One of the primary issues undermining trust's foreclosure actions is the inability to demonstrate clear ownership of the mortgages. When mortgages were bundled and sold to investors, proper documentation of the transfer of ownership was often neglected or mishandled. As a consequence, the chain of title, which traces the ownership history of the mortgage from its inception, becomes fragmented and uncertain.
Without a complete and unbroken chain of title, trusts lack the necessary legal standing to foreclose on the properties. To initiate foreclosure proceedings, they must establish that they are the rightful owners of the mortgage and have the authority to enforce the associated rights and remedies. However, without proper documentation, trusts find it challenging to meet this burden of proof, leaving them in a precarious position.
Adding to the complexity of the situation, investors who purchased what they believed to be mortgage-backed securities are now discovering that the securities they hold are not backed by mortgages as originally assumed. This revelation is causing widespread concern among investors who were led to believe they were investing in assets tied to real estate.
The lack of mortgage backing raises questions about the validity and value of these securities. Investors who relied on the purported security provided by mortgages may find themselves facing substantial losses. The revelation that the securities they hold do not have the expected collateral support highlights the need for a thorough investigation into the chain of title and underlying mortgage documentation.
FRAUD STOPPERS Chain of Title Analysis (COTA) to the Rescue
Amidst the chaos surrounding uncertain mortgage ownership and the resulting foreclosure challenges, borrowers facing potential foreclosure can turn to FRAUD STOPPERS Chain of Title Analysis (COTA) for assistance. COTA is a comprehensive and meticulous examination of the chain of title associated with a mortgage, aimed at identifying any irregularities or defects that may render the mortgage unenforceable.
By conducting a COTA, borrowers can potentially uncover critical flaws in the chain of title, such as improper transfers, missing or forged documents, or violations of securitization guidelines. These findings can provide strong legal grounds for borrowers to challenge the validity of the mortgage and seek relief through quiet title actions. Quiet title actions aim to establish the borrower's clear and unencumbered ownership of the property, thereby eliminating any competing claims or interests.
Through a COTA, borrowers can work with legal professionals specializing in mortgage fraud and foreclosure defense to build a robust case challenging the trust's ownership and right to foreclose. Armed with evidence of defective title transfers, borrowers can contest the trust's legal standing, casting doubt on their ability to proceed with foreclosure actions.
The ongoing struggles faced by trusts attempting to foreclose on loans due to the inability to prove ownership of the underlying mortgages have exposed the vulnerabilities in the mortgage-backed securities market. Investors who thought they had acquired mortgage-backed securities are now grappling with the realization that their investments lack the expected mortgage collateral. Meanwhile, borrowers facing foreclosure find solace in the form of FRAUD STOPPERS Chain of Title Analysis (COTA). Through COTA, borrowers can uncover

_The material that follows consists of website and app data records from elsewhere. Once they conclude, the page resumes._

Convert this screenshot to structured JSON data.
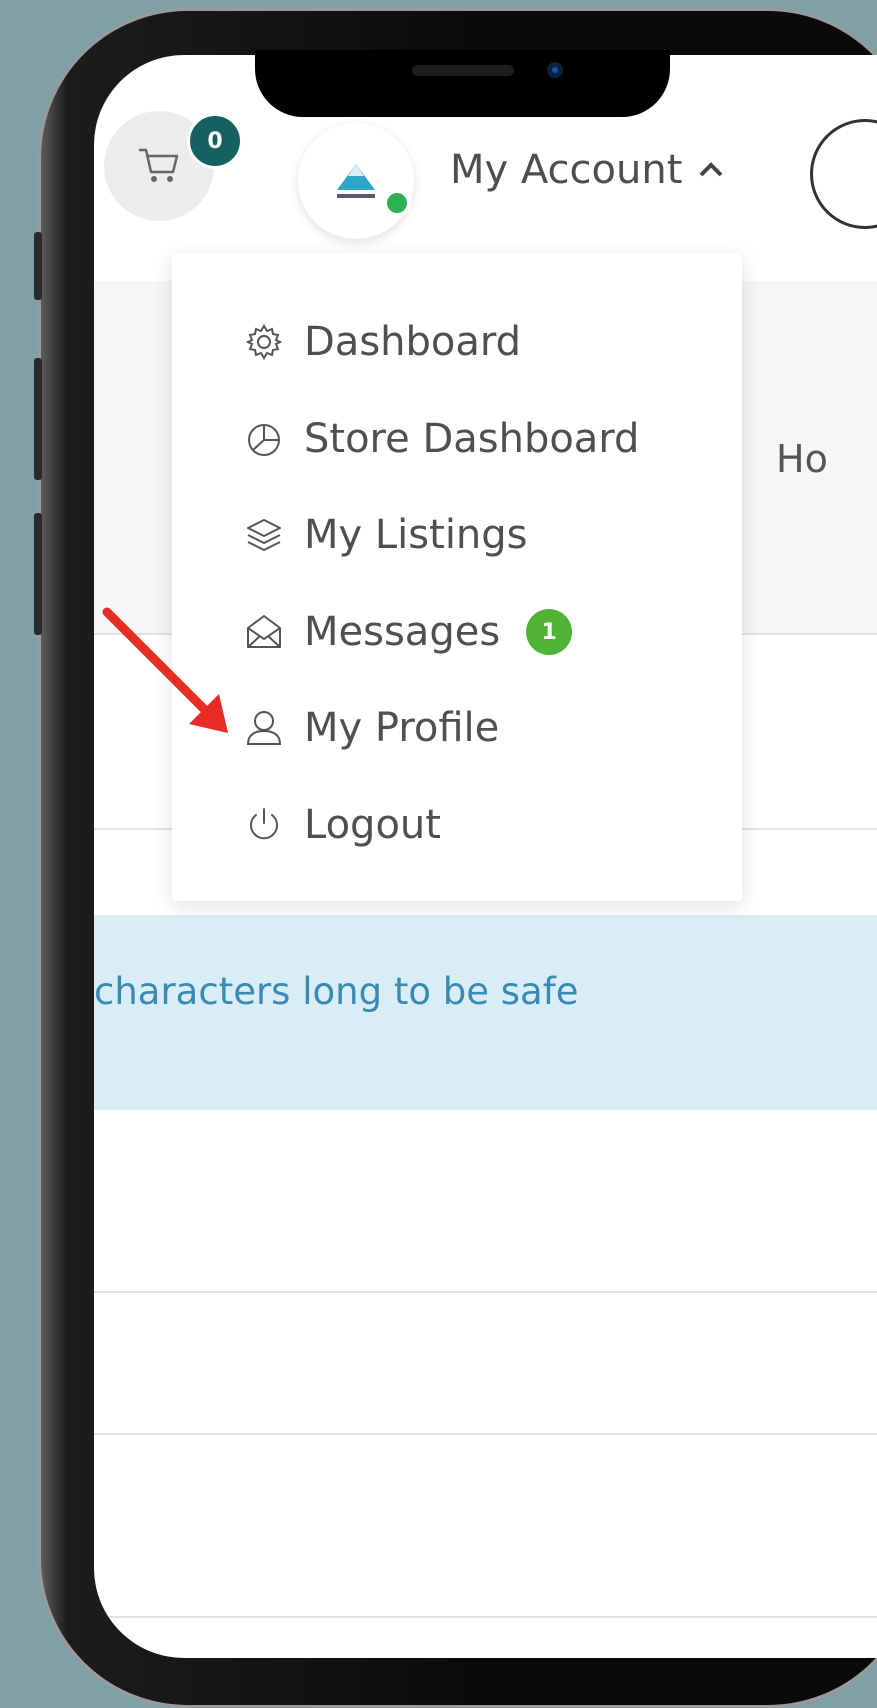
{
  "header": {
    "cart_count": "0",
    "account_label": "My Account",
    "partial_nav_text": "Ho"
  },
  "menu": {
    "items": [
      {
        "label": "Dashboard",
        "icon": "gear-icon"
      },
      {
        "label": "Store Dashboard",
        "icon": "pie-chart-icon"
      },
      {
        "label": "My Listings",
        "icon": "layers-icon"
      },
      {
        "label": "Messages",
        "icon": "envelope-open-icon",
        "badge": "1"
      },
      {
        "label": "My Profile",
        "icon": "user-icon"
      },
      {
        "label": "Logout",
        "icon": "power-icon"
      }
    ]
  },
  "alert": {
    "text": "characters long to be safe"
  },
  "annotation": {
    "arrow_color": "#e82b25",
    "points_to": "My Profile"
  },
  "colors": {
    "cart_badge": "#15615f",
    "message_badge": "#4fb336",
    "online_dot": "#2db154",
    "alert_bg": "#d9edf7",
    "alert_text": "#3a8ab4",
    "background": "#7fa0a6"
  }
}
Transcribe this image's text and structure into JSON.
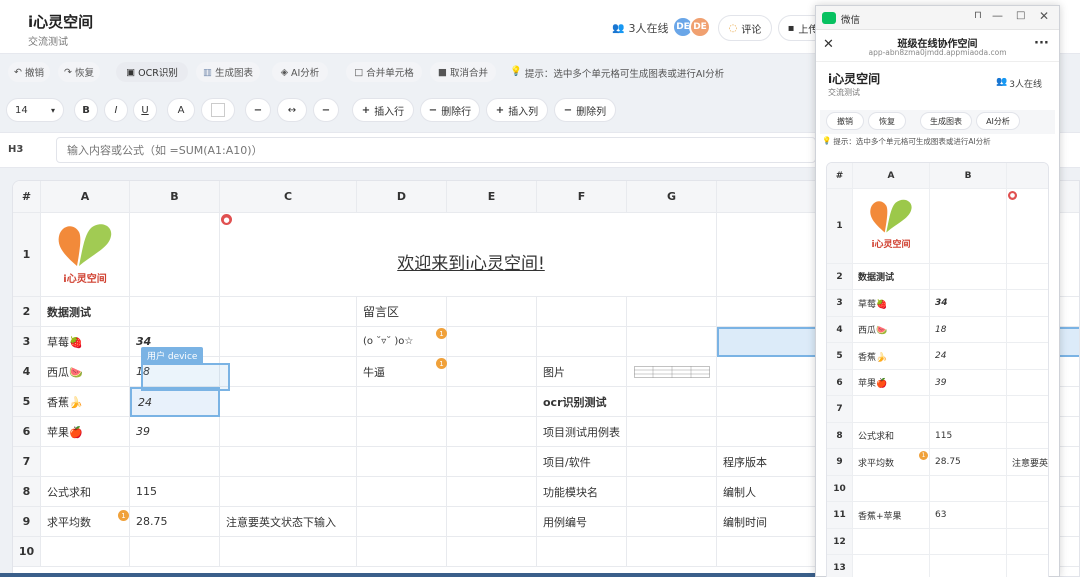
{
  "app": {
    "title": "i心灵空间",
    "subtitle": "交流测试",
    "online": "3人在线",
    "avatars": [
      "DE",
      "DE"
    ],
    "comment": "评论",
    "upload": "上传"
  },
  "toolbar1": {
    "undo": "撤销",
    "redo": "恢复",
    "ocr": "OCR识别",
    "chart": "生成图表",
    "ai": "AI分析",
    "merge": "合并单元格",
    "unmerge": "取消合并",
    "tip": "提示：选中多个单元格可生成图表或进行AI分析"
  },
  "toolbar2": {
    "font_size": "14",
    "bold": "B",
    "italic": "I",
    "underline": "U",
    "font_color": "A",
    "minus1": "−",
    "arrows": "↔",
    "minus2": "−",
    "insert_row": "插入行",
    "delete_row": "删除行",
    "insert_col": "插入列",
    "delete_col": "删除列"
  },
  "formula": {
    "cell_ref": "H3",
    "placeholder": "输入内容或公式（如 =SUM(A1:A10)）"
  },
  "grid": {
    "corner": "#",
    "cols": [
      "A",
      "B",
      "C",
      "D",
      "E",
      "F",
      "G"
    ],
    "rows": [
      "1",
      "2",
      "3",
      "4",
      "5",
      "6",
      "7",
      "8",
      "9",
      "10"
    ],
    "banner": "欢迎来到i心灵空间!",
    "logo_text": "i心灵空间",
    "cells": {
      "A2": "数据测试",
      "D2": "留言区",
      "A3": "草莓🍓",
      "B3": "34",
      "D3": "(o ˘▿˘ )o☆",
      "A4": "西瓜🍉",
      "B4": "18",
      "D4": "牛逼",
      "F4": "图片",
      "A5": "香蕉🍌",
      "B5": "24",
      "F5": "ocr识别测试",
      "A6": "苹果🍎",
      "B6": "39",
      "F6": "项目测试用例表",
      "F7": "项目/软件",
      "H7": "程序版本",
      "A8": "公式求和",
      "B8": "115",
      "F8": "功能模块名",
      "H8": "编制人",
      "A9": "求平均数",
      "B9": "28.75",
      "C9": "注意要英文状态下输入",
      "F9": "用例编号",
      "H9": "编制时间"
    },
    "cursor_label": "用户 device",
    "badges": {
      "lock": "🔒",
      "comment": "1"
    }
  },
  "wechat": {
    "app_name": "微信",
    "page_title": "班级在线协作空间",
    "url": "app-abn8zma0jmdd.appmiaoda.com",
    "title": "i心灵空间",
    "subtitle": "交流测试",
    "online": "3人在线",
    "undo": "撤销",
    "redo": "恢复",
    "chart": "生成图表",
    "ai": "AI分析",
    "tip": "提示：选中多个单元格可生成图表或进行AI分析",
    "corner": "#",
    "cols": [
      "A",
      "B"
    ],
    "rows": [
      "1",
      "2",
      "3",
      "4",
      "5",
      "6",
      "7",
      "8",
      "9",
      "10",
      "11",
      "12",
      "13"
    ],
    "cells": {
      "A2": "数据测试",
      "A3": "草莓🍓",
      "B3": "34",
      "A4": "西瓜🍉",
      "B4": "18",
      "A5": "香蕉🍌",
      "B5": "24",
      "A6": "苹果🍎",
      "B6": "39",
      "A8": "公式求和",
      "B8": "115",
      "A9": "求平均数",
      "B9": "28.75",
      "C9": "注意要英",
      "A11": "香蕉+苹果",
      "B11": "63"
    }
  },
  "colors": {
    "accent": "#5ea8e0",
    "avatar1": "#6aa6e8",
    "avatar2": "#f0a070",
    "comment_dot": "#f0a13a",
    "lock": "#e05050",
    "wechat_green": "#07c160"
  }
}
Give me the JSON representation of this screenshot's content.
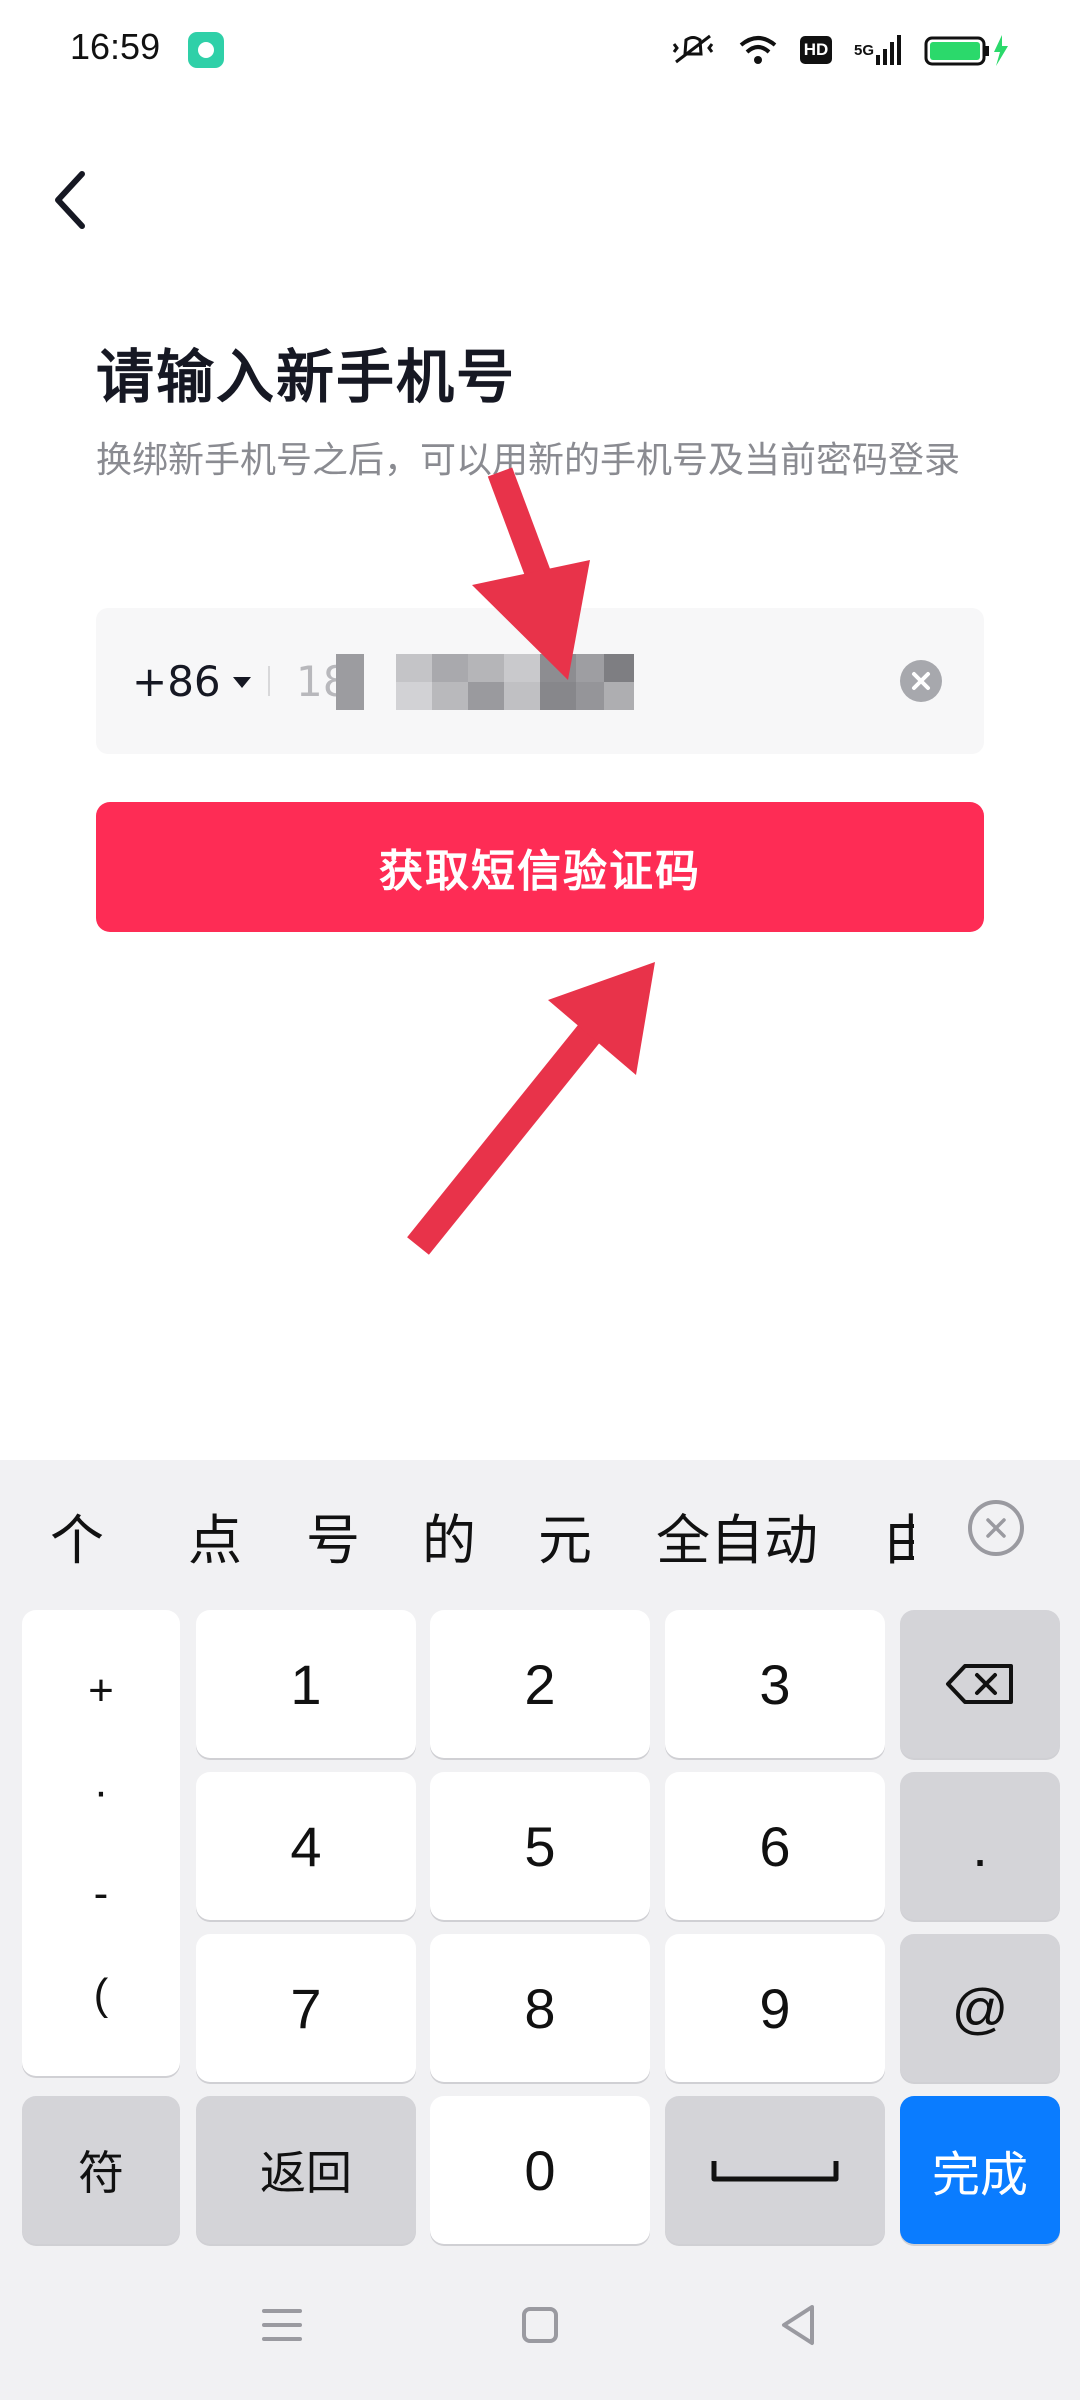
{
  "status_bar": {
    "time": "16:59",
    "icons": [
      "app-notification-icon",
      "mute-vibrate-icon",
      "wifi-icon",
      "hd-icon",
      "5g-signal-icon",
      "battery-charging-icon"
    ],
    "hd_label": "HD",
    "network_label": "5G",
    "battery_color": "#2bd96b"
  },
  "header": {
    "back_icon": "chevron-left-icon",
    "title": "请输入新手机号",
    "subtitle": "换绑新手机号之后，可以用新的手机号及当前密码登录"
  },
  "phone_input": {
    "country_code": "+86",
    "value_visible": "18",
    "clear_icon": "clear-circle-icon"
  },
  "submit_button": {
    "label": "获取短信验证码",
    "color": "#fe2c55"
  },
  "annotations": {
    "arrow_color": "#e8334a"
  },
  "keyboard": {
    "suggestions": [
      "个",
      "点",
      "号",
      "的",
      "元",
      "全自动",
      "由"
    ],
    "suggestion_close_icon": "close-circle-icon",
    "symbol_column": [
      "+",
      "·",
      "-",
      "("
    ],
    "digits": [
      "1",
      "2",
      "3",
      "4",
      "5",
      "6",
      "7",
      "8",
      "9",
      "0"
    ],
    "backspace_icon": "backspace-icon",
    "dot_key": ".",
    "at_key": "@",
    "symbols_key": "符",
    "back_key": "返回",
    "space_icon": "space-bar-icon",
    "done_key": "完成",
    "done_color": "#0a7cff"
  },
  "nav_bar": {
    "buttons": [
      "menu-icon",
      "home-square-icon",
      "back-triangle-icon"
    ]
  }
}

potential flaws in the chain of title, empowering them to challenge the trust's ownership and pursue quiet title actions. As the legal landscape evolves and the true extent of the ownership crisis unfolds, it is crucial for both investors and borrowers to seek expert guidance to protect their rights and interests.